As they were leaving for the summer, little did MAST students know that the same fish they saw at the end of last year would not be the same fish they saw this year. Over the summer, temperatures in the school reached over 100 degrees Fahrenheit, warping the lab table in Chemistry teacher Alain Wurmser’s classroom, causing it to tilt.
When Marine Science teacher Christina Walker discovered this, she immediately thought about the two fish tanks in English teacher Stella Crespo’s and World History teacher Calvin Webb’s classrooms, two rooms that were notorious for being warm despite the air conditioning.

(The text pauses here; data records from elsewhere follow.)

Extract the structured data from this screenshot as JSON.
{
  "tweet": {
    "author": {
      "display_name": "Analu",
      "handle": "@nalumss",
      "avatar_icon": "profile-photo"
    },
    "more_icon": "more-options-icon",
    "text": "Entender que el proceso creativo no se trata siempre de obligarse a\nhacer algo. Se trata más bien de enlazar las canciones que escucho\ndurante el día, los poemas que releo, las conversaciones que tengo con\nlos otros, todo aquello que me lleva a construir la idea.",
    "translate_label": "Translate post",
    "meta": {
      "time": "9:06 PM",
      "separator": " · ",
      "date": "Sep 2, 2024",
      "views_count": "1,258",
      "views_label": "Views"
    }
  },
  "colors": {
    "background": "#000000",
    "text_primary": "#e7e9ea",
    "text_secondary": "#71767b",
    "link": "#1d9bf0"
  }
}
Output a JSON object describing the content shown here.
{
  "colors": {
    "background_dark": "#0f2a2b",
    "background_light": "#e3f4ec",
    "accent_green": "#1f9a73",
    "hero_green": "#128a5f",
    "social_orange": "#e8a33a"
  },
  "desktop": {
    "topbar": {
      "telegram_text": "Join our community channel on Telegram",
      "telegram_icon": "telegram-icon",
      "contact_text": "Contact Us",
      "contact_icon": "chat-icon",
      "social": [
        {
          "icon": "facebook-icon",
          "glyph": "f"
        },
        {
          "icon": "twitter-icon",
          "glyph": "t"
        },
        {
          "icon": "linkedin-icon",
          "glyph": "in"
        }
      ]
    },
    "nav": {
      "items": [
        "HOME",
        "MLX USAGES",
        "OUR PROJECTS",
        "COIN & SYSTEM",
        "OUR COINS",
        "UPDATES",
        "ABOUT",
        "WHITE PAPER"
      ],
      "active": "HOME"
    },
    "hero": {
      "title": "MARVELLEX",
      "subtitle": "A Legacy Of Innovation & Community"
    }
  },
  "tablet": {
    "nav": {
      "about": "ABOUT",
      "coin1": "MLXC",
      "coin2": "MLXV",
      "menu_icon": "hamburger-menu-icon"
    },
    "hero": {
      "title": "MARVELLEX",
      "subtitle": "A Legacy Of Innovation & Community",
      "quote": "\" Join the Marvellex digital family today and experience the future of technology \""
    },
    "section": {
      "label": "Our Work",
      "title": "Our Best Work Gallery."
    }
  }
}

It is a general rule of thumb that fish need to be in an environment between 75 to 77 degrees Fahrenheit in order to survive. If Walker had not noticed the temperature change in MAST, all the fish would have been dead on the spot.
Luckily Walker was able to find them new homes, and they are swimming safe and sound with their new owners. During the beginning of the new school year, Walker, her interns, and The Ocean Conservation Club members worked on restoring the fish tanks.
English teacher Lindsey Peters-Jorge has received a fish tank with plenty of goldfish swimming freely. Physical Education teacher Ruth Gutierrez has mentioned that she would like a fish tank as well, so Walker and her interns are currently working on setting one up for her.
Freshman Gabriella Suarez’s parents donated a fish tank that will be placed near Assistant Principal Dr. Maggie Rodriguez’s Office. Walker and her interns are currently setting up this tank.
What would MAST be if it weren’t for the fish tanks around the school? The fish tanks are a constant reminder to the students and staff members that our school is unique for its marine theme.
There aren’t many schools unique as ours. So look around the school for the new members of the MAST community.